The potential harms of smoking tobacco are highly studied and recorded, but the same isn’t true of smoking cannabis. Despite the differences between smoking commercial tobacco and lighting a joint of regulated cannabis flower, people lump all smokers together. However, without extensive research on the pulmonary impact of cannabis combustion, most consumers err on the side of caution.
This study aimed to monitor how cannabis consumption impacts the development of chronic obstructive pulmonary disease (COPD). To do this, researchers sought out patients diagnosed with or at high risk for COPD, excluding patients with asthma. Participants fell into three categories: those who used to smoke cannabis, those who still do, and patients who had never consumed.
Then the team split the cohort to reflect lifetime cannabis history, or “joint-years,” to mark lifetime experience with the plant. The study calculated the number of joints smoked per day by the years of regular cannabis use and dubbed the resulting number as joint-years.
A bowl of cannabis packed in a bong or pipe was considered one joint for the equation. After calculating their age in joints, the study divided participants into four sets of joint-years ranging from zero to 20+.

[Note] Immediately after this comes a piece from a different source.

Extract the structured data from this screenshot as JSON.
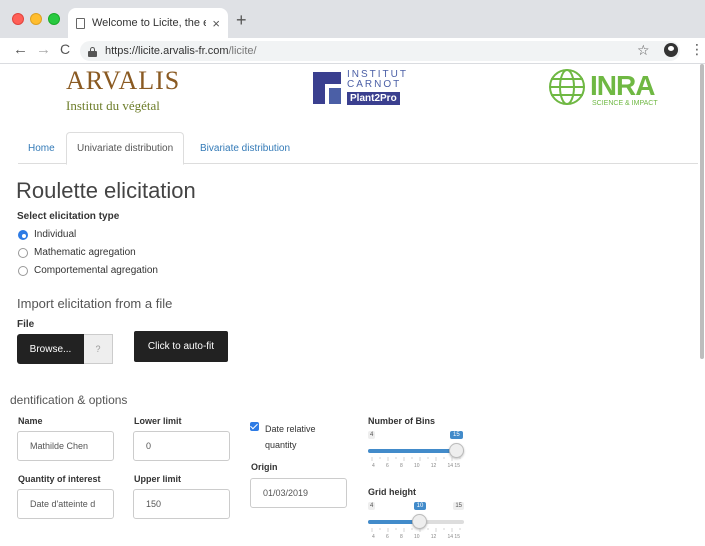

RELATED: Is it Safe to be Near Someone Vaping? What Fog Machines Taught Us About Secondhand Vape Exposure
Researchers collected a variety of data to ascertain how cannabis smoking impacted pulmonary health, including St. George’s Respiratory Questionnaire (SGRQ), the modified Medical Research Council (mMRC) scale, COPD Assessment Test (CAT), and inflamed COPD symptoms.
In addition, doctors measure the forced expiratory volume (FEV), or how much air someone can exhale at once. Data from quarterly follow-up visits over four or more years were then collected and analyzed.
To understand whether cannabis use would impact the development of COPD in tobacco-smoking participants, researchers measured the time to develop airflow obstruction using FEV percentages.
The study revealed that cannabis consumption had no statistically relevant effect on the development of COPD in tobacco smokers. Current cannabis smokers did show a higher propensity to develop a cough compared to former consumers and those who abstain altogether.
This study shows no correlation to the exacerbation of COPD in at-risk or diagnosed patients who smoke tobacco. This pre-proof study adds to past research covering the pulmonary impact of cannabis smoking among patients that did not smoke tobacco.
Though results are promising, there were study limitations worth recognizing. First, the sample size was “relatively small” with a short follow-up duration. As such, investigators consider the findings exploratory, hoping they will inspire more research.
Additionally, marijuana use is highly subjective. The amount of smoke delivered by the numerous methods of cannabis consumption varies widely. Consumption was also self-reported, which leaves room for error.
While all smoking carries pulmonary health risks, these findings show that cannabis has a less damaging effect on the lungs than tobacco smoke. With a lack of research on the topic, this study is welcome, but try not to pass the joint to granny on the oxygen tank. Vaporizers and edibles remain the ideal option for people with compromised lungs.